Bulbophyllum medusase may be one of the coolest orchid species I've come across.  Its flowers look like white cotton balls.  The sepals of the blooms can get as long as 15cm. This orchid grows in Malaysia, Thailand and Borneo.
Closeup of Bulbophyllum medusae bloom
Bulbophyllum longissimum
This is another Bulbophyllum species from southeast Asia.  These flowers can be almost 40cm long!

Bulbophyllum Icicles
Bulbophyllum Icicles is a primary hybrid between Bulbophyllum longissimum and Bulbophyllum wightii.
Bulbophyllum Icicles closeup

Saturday, January 6, 2018

Gorgeous Paphiopedilum hybrids from the DC Botanic Garden

I will readily admit my love for the colorful and showy splendor of orchid hybrids.  In the next few months, I think I will dive in to explore the lineages of some of these hybrids, but for today, I wanted to share with you the beautiful Paph collection at the DC Botanic Garden.
Paphiopedilum Devil's Canyon

Paphiopedilum Elphin Charm

Paphiopedilum FC Puddle

Unlabeled Paphiopedilum

Paphiopedilum Mazurka

Paphiopedilum Miller's Daughter

Paphiopedilum Mystically Mood

Paphiopedilum Olivia

Paphiopedilum Olivia

Paphiopedilum Orchilla 'Chilton'

Paphiopedilum Redstart 'Exbury'

Paphiopedilum Redstart 'Exbury'

Paphiopedilum Song of Love

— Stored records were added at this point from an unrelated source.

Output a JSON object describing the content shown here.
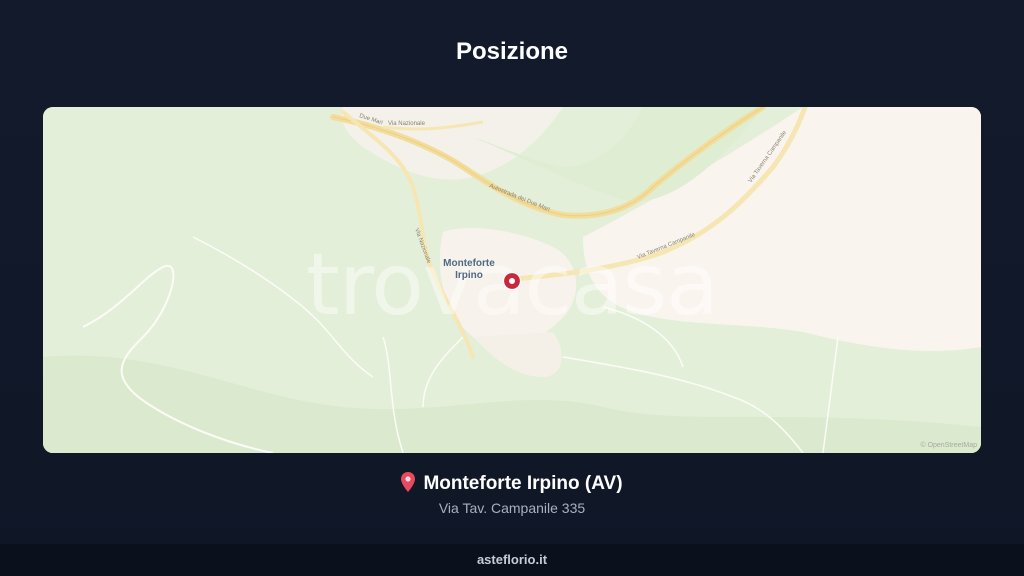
{
  "header": {
    "title": "Posizione"
  },
  "map": {
    "town_label": "Monteforte Irpino",
    "watermark": "trovacasa",
    "attribution": "© OpenStreetMap",
    "road_labels": [
      "Due Mari",
      "Via Nazionale",
      "Autostrada dei Due Mari",
      "Via Taverna Campanile",
      "Via Taverna Campanile",
      "Via Nazionale"
    ],
    "colors": {
      "land": "#e3efd9",
      "urban": "#f9f5ee",
      "road": "#f3dd9b",
      "marker": "#c8283a"
    }
  },
  "location": {
    "name": "Monteforte Irpino (AV)",
    "address": "Via Tav. Campanile 335"
  },
  "footer": {
    "brand": "asteflorio.it"
  }
}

Paphiopedilum Tree of Okazaki

Paphiopedilum Yerba Mate

Paphiopedilum Zycleon

Paphiopedilum Zycleon whole plant view